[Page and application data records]
———
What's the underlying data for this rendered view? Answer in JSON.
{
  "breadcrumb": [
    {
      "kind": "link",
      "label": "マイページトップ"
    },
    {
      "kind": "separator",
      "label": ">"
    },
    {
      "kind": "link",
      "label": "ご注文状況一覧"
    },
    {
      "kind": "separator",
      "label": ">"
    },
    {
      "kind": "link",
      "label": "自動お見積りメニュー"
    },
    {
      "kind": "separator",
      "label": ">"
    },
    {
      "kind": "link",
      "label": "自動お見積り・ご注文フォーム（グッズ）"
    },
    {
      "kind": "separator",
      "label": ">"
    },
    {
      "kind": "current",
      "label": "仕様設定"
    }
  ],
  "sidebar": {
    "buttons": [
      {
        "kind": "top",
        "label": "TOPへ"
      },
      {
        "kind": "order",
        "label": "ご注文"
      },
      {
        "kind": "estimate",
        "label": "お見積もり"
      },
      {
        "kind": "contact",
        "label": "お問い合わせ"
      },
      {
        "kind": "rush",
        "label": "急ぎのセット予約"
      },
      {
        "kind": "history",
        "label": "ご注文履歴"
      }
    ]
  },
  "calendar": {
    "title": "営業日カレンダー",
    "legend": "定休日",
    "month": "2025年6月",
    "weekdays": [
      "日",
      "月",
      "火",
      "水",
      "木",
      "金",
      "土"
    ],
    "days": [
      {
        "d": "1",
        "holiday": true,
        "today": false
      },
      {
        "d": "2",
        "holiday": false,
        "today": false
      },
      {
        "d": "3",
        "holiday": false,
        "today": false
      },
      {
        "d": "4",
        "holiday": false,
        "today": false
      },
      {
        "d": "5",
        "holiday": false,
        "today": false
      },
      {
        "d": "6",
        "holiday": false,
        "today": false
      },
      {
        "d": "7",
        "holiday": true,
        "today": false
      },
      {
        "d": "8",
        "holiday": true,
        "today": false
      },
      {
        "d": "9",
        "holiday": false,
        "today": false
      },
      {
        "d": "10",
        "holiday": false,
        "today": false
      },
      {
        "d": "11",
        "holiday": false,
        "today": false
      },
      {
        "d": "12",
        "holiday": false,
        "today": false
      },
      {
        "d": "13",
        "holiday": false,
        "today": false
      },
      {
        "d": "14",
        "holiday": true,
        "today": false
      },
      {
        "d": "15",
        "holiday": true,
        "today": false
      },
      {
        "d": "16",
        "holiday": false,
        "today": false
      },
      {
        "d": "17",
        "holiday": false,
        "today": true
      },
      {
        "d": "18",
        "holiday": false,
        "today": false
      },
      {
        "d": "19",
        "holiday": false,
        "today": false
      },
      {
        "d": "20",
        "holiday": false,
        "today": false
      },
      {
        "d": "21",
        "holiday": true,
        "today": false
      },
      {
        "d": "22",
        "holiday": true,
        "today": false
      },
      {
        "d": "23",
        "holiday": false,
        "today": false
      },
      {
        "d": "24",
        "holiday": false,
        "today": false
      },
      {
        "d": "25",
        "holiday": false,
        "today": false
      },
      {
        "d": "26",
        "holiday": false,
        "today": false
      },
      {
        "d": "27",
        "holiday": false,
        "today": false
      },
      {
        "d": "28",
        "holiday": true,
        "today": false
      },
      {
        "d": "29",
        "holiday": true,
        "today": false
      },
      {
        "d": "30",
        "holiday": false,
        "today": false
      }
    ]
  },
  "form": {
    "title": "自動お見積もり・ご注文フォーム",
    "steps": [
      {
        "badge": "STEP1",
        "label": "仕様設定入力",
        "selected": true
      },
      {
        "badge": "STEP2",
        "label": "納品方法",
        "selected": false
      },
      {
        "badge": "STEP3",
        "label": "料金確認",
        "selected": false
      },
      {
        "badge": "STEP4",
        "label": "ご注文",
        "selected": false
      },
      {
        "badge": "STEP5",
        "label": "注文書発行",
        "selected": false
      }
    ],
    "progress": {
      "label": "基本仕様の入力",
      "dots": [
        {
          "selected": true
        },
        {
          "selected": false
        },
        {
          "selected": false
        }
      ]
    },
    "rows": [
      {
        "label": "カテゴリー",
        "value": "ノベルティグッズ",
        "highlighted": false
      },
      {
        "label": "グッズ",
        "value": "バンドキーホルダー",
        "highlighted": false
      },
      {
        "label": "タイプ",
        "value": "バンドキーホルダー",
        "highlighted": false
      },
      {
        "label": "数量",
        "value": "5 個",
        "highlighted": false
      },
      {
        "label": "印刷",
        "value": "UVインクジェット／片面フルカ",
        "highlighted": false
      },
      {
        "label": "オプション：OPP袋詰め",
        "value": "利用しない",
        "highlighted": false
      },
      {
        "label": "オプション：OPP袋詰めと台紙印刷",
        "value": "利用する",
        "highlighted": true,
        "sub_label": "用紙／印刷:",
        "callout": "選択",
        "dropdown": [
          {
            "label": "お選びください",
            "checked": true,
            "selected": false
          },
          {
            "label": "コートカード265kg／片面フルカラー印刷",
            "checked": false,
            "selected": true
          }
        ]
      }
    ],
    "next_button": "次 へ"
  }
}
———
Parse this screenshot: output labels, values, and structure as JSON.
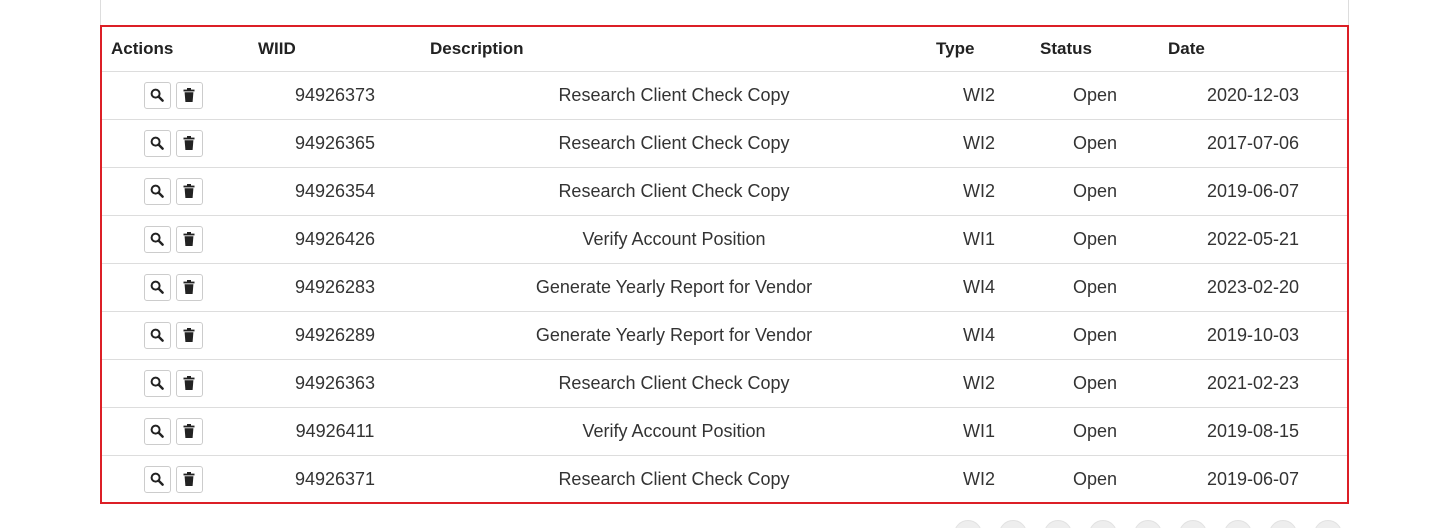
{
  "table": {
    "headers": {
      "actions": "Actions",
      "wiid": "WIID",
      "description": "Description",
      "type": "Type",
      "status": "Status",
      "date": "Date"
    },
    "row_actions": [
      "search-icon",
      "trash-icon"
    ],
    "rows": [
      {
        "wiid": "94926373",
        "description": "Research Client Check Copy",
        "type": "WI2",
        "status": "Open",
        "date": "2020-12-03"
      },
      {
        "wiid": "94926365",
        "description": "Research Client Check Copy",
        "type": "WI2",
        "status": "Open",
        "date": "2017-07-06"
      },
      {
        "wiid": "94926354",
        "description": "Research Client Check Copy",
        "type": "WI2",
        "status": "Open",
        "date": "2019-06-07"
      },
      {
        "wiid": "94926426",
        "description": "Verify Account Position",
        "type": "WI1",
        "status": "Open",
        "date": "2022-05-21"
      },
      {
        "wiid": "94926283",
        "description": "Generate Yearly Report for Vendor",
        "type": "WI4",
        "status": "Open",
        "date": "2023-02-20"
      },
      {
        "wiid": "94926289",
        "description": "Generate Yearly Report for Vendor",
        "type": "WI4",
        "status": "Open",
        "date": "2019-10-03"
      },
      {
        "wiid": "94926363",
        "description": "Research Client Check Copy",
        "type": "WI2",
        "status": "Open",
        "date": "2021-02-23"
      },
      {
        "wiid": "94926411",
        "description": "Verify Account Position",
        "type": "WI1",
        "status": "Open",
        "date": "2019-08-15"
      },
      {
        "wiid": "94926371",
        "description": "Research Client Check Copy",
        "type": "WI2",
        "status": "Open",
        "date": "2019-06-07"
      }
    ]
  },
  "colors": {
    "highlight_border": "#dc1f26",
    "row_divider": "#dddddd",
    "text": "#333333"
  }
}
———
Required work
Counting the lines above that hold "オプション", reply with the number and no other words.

Reply
2